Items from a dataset
####################

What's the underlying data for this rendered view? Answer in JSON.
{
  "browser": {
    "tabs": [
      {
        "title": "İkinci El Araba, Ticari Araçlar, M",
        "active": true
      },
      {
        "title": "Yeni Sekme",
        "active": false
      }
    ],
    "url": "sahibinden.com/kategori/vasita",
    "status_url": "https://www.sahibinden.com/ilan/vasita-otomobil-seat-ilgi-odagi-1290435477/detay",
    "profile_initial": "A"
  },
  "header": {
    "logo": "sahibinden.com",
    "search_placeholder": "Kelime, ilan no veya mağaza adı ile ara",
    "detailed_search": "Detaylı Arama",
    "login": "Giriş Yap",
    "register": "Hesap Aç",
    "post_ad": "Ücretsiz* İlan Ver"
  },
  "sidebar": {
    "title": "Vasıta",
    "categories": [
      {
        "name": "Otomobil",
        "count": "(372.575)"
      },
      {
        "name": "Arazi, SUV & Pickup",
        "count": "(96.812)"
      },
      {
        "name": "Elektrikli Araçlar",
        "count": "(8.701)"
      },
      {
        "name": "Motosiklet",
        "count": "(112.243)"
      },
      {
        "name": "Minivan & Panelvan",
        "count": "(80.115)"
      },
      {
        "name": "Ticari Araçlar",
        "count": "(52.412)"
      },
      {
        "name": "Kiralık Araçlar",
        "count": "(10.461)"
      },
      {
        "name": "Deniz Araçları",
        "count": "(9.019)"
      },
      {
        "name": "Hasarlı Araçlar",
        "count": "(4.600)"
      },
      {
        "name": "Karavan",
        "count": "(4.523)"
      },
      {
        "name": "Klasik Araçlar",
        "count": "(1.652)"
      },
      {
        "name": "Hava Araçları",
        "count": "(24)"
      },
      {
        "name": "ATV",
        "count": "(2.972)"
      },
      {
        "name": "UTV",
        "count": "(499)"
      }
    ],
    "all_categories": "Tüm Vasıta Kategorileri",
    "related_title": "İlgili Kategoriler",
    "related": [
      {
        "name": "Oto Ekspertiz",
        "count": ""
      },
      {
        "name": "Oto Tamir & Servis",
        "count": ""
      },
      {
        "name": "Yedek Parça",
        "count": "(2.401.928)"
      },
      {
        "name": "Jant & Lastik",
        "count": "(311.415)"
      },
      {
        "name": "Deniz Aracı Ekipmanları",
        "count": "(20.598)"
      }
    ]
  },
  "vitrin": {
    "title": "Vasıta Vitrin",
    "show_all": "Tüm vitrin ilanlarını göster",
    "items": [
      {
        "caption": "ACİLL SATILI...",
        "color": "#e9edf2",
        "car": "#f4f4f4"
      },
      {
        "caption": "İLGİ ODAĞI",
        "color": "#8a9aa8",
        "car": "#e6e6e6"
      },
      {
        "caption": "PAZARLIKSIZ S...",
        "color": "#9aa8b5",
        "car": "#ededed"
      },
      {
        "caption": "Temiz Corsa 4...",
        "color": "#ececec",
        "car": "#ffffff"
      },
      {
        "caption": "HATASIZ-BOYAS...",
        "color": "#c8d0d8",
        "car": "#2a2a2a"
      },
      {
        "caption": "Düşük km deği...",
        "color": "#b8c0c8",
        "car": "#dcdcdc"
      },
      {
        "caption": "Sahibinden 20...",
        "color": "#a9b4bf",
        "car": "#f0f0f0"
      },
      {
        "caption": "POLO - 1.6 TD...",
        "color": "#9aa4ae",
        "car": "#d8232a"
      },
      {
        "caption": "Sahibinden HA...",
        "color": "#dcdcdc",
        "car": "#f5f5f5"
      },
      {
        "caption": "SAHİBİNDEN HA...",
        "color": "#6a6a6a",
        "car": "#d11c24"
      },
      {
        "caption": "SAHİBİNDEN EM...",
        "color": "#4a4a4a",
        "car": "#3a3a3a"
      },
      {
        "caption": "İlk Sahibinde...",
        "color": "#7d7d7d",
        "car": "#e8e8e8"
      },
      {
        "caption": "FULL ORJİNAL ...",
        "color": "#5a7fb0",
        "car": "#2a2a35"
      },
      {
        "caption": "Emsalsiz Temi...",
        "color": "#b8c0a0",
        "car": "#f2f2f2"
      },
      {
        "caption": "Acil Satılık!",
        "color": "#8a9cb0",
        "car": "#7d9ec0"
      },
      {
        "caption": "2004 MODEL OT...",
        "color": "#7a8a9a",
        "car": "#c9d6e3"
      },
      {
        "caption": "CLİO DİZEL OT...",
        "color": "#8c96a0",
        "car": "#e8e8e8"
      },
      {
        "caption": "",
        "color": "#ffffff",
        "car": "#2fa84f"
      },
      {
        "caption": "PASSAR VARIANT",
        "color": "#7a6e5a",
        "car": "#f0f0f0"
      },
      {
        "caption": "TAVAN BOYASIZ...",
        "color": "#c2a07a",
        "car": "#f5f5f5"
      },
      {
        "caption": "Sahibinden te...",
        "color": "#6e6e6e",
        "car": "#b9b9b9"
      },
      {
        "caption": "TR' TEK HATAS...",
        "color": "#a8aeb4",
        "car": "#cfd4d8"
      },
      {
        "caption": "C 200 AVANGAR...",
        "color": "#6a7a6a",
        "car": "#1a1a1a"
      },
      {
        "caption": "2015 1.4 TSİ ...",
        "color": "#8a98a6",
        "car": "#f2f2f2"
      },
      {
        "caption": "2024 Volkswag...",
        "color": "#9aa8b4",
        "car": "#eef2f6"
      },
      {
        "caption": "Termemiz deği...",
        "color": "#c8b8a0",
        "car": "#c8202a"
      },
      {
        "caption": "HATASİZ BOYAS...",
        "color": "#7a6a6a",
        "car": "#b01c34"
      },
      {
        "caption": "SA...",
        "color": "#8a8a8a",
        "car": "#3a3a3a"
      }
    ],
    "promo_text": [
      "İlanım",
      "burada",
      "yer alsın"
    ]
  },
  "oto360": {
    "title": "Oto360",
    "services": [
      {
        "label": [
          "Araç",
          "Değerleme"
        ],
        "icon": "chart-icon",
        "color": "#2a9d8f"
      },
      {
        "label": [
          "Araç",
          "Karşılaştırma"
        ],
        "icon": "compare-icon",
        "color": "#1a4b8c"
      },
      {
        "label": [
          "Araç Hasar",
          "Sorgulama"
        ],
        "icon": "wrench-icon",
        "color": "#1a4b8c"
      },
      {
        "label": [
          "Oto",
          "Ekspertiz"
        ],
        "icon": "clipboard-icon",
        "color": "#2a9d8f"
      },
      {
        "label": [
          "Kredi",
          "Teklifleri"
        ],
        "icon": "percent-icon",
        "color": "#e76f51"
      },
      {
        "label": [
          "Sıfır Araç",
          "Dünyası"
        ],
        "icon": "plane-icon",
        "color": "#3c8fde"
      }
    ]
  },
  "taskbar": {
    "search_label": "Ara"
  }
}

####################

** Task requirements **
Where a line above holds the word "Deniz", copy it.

** Exercise output **
        "name": "Deniz Araçları",
        "name": "Deniz Aracı Ekipmanları",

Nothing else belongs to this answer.